KUALA LUMPUR, Sept 3 — Money Heist fans aren’t the only ones who will have a hard time bidding farewell to the final season of the hit Spanish crime drama series.
Alvaro Morte who plays The Professor said it was difficult saying goodbye to the cast and crew whom he has worked with for the past five years, often filming every day from Monday to Friday and the occasional weekend shoot.
“You always hear that the crew and entire team are like family but it’s true,” he told Malay Mail on Wednesday via Zoom.
Morte made a connection not only with his character who is the architect behind stealing billions of euros from the Royal Mint of Spain and Bank of Spain but with those working behind the scenes.
Admitting that he couldn’t stop the waterworks on the last day of filming, the Spanish actor said something beautiful happened on his final day on set.
“As you know in a production like this you have several units shooting at the same time.
“That last day I was shooting a scene, it was with the same team around me on the very first day so it was like coming full circle and it was very beautiful.
“You’ll see in the making of it, I couldn’t even talk, I was crying a river and was so emotional,” the 46-year-old said.
Initially a flop in Spain, Money Heist or La Casa de Papel found global success when it was picked up by Netflix.
The Madrid-set show follows a group of eight robbers who are recruited by the mysterious Professor to steal €2.4 billion from Spain’s Royal Mint.
Despite not tailoring the series to international tastes, its strong Spanish-identity and refreshing take on the heist genre made it a hit.
In the final season, the gang is shut in the Bank of Spain for over 100 hours and The Professor, who has been captured by Sierra, is seen without an escape plan for the first time.
Fans can expect more violence as the greatest heist in history is about to turn into a war with the presence of the army.
Followers of Money Heist will know by now that critics have called the series an allegory against capitalism, perhaps best demonstrated through the Italian resistance hymn Bella Ciao and Dali masks that have become a symbol of revolution.
“We get a lot of messages from all around the world from social media to people in football arenas and in concerts.
“When people want to fight against something they dress in red and wear a Dali mask,” Morte said.
Although the show’s creators didn’t set out to promote socio-political messages, Morte would be happy for audiences to discuss the multiple themes in Money Heist as part of the series’ legacy.
“We talk about many things in the show, not only capitalism but what if you had to raise a son that is not yours such as Denver and sexual identity in Manila’s case for example.
“I would be happy enough with just one person in the world who begins to be a little bit more open-minded in one of those senses,” he said.
Commenting on the now-iconic red overalls and caricature mask, Ursula Corbero who plays Tokyo in the show recalls going to Madrid’s Plaza de la Puerto del Sol and seeing countless people clad in the costume.
The 32-year-old Spanish actress couldn’t escape it even while filming Snake Eyes in Vancouver.
“I did not know there were so many Money Heist viewers in Canada.

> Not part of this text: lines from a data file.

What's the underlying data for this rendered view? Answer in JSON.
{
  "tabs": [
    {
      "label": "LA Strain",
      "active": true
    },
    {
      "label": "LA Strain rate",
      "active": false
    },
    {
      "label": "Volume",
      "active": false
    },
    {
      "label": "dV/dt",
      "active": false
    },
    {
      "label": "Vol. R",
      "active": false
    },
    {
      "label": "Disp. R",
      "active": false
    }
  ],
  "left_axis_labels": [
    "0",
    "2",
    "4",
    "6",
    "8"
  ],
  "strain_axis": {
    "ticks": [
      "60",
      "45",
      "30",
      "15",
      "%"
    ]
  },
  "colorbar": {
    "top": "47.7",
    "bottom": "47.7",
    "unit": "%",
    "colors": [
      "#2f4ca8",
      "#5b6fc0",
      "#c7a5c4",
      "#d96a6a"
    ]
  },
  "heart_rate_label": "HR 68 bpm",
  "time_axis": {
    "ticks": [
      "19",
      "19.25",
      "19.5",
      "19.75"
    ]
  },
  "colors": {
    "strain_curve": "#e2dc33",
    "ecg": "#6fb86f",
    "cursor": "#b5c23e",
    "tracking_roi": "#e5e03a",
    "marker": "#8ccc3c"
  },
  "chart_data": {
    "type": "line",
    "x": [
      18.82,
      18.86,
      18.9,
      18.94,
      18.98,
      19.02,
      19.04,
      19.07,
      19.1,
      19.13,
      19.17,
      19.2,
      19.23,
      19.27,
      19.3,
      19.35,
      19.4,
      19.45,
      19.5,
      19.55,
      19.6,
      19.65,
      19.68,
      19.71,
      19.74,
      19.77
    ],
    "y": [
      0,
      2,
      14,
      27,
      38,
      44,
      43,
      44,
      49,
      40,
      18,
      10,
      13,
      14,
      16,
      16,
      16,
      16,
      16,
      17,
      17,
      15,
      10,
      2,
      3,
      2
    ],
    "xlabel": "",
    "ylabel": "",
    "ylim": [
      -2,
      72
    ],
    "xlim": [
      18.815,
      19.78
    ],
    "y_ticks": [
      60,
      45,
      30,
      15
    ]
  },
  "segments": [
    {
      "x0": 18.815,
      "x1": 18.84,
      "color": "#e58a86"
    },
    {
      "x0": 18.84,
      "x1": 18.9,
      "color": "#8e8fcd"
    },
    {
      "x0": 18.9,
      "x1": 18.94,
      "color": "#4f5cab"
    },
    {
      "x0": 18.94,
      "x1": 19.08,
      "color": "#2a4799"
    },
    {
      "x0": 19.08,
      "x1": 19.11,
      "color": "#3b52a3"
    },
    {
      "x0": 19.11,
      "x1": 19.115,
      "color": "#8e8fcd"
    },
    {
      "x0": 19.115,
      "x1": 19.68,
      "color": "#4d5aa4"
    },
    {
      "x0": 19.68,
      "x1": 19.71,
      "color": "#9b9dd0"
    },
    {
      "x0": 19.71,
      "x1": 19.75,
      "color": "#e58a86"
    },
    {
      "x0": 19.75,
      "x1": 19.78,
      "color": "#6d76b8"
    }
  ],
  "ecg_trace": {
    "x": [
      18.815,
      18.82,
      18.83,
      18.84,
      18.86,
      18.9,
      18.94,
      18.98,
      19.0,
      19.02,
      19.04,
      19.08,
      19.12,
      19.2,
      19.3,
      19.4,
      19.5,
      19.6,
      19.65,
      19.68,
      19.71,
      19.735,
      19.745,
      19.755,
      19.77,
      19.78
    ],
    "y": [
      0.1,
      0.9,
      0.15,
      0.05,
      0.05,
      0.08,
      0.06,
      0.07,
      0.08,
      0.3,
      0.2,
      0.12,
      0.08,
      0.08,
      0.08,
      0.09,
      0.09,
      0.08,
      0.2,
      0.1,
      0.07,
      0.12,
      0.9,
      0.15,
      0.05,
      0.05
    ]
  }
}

“It was Halloween, I went out and 30 per cent of the people were wearing the Money Heist costume with the Dali mask and even Tokyo’s wig so it was quite amazing,” she told Malay Mail.
The costume’s significance outside of the show is something that often pops up in a group chat Corbero and her co-stars are in.
“It has become a symbol of resistance and it has been seen in demonstrations and even in football stadiums, so it has gotten to a point where it’s no longer just a costume but a symbol for something else,” she said.
Money Heist Part 5: Volume 1 begins streaming today on Netflix and Part 5: Volume 2 will be available on December 3, 2021.